The Stochastic Oscillator is a popular momentum indicator that is commonly used in technical analysis to identify overbought and oversold levels in a security. Here's how to incorporate it into your technical analysis:
- Understanding the Stochastic Oscillator: The Stochastic Oscillator consists of two lines - %K and %D. %K represents the current closing price relative to the range of high and low prices over a given period, while %D is a moving average of %K. The standard period used is typically 14.
- Identifying Overbought and Oversold Levels: The Stochastic Oscillator provides overbought and oversold readings, where values above a certain threshold (e.g., 80) indicate overbought conditions, and values below another threshold (e.g., 20) indicate oversold conditions.
- Divergence Analysis: Divergence occurs when the price of a security is moving in the opposite direction of the Stochastic Oscillator. For example, if the security is making higher highs while the Stochastic Oscillator is making lower highs, it indicates a potential reversal in the price trend.
- Confirmation with Price Action: The Stochastic Oscillator is most effective when used in conjunction with other technical analysis tools. It is beneficial to confirm any buy or sell signals generated by the Stochastic Oscillator with price action, trend lines, support and resistance levels, or other indicators to increase the reliability of the analysis.
- Multiple Time Frame Analysis: Analyzing the Stochastic Oscillator across multiple time frames allows for a broader perspective on the security's momentum. For example, the Stochastic Oscillator may be overbought on a short-term time frame but oversold on a longer-term time frame, suggesting different trading strategies for different time frames.

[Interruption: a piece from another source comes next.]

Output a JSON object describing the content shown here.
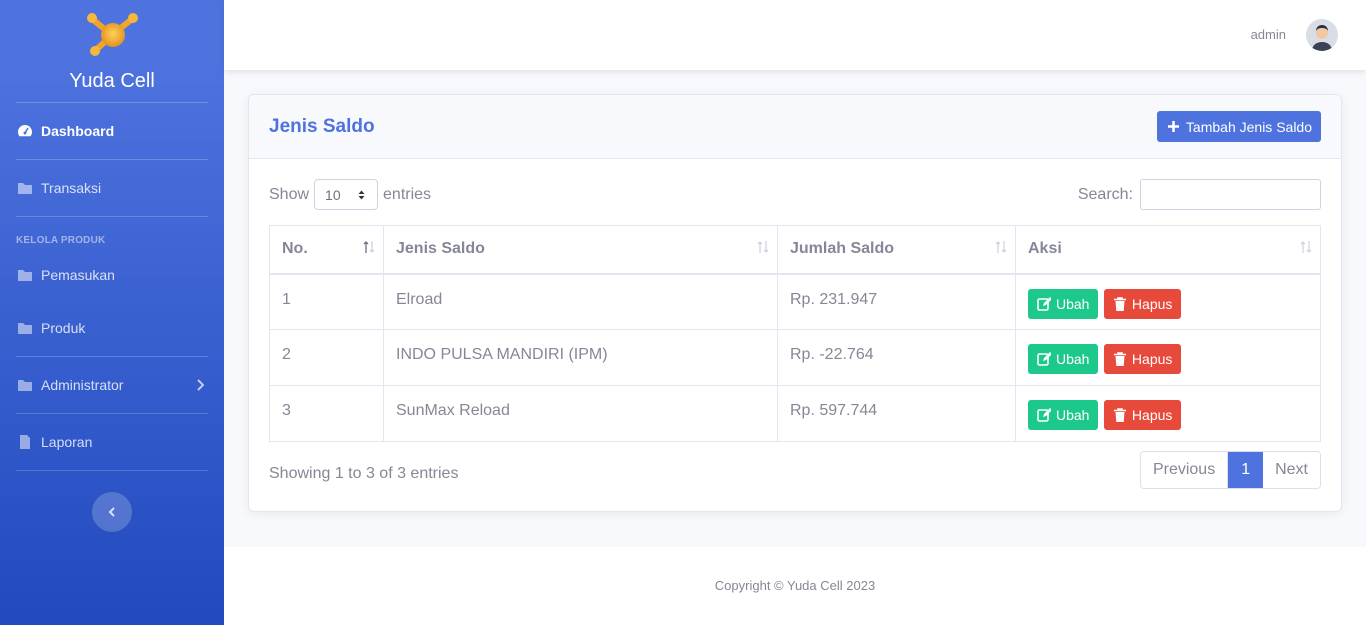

Remember, the Stochastic Oscillator is just one tool a**** many in technical analysis. It is important to combine it with other indicators and techniques to make well-informed trading decisions.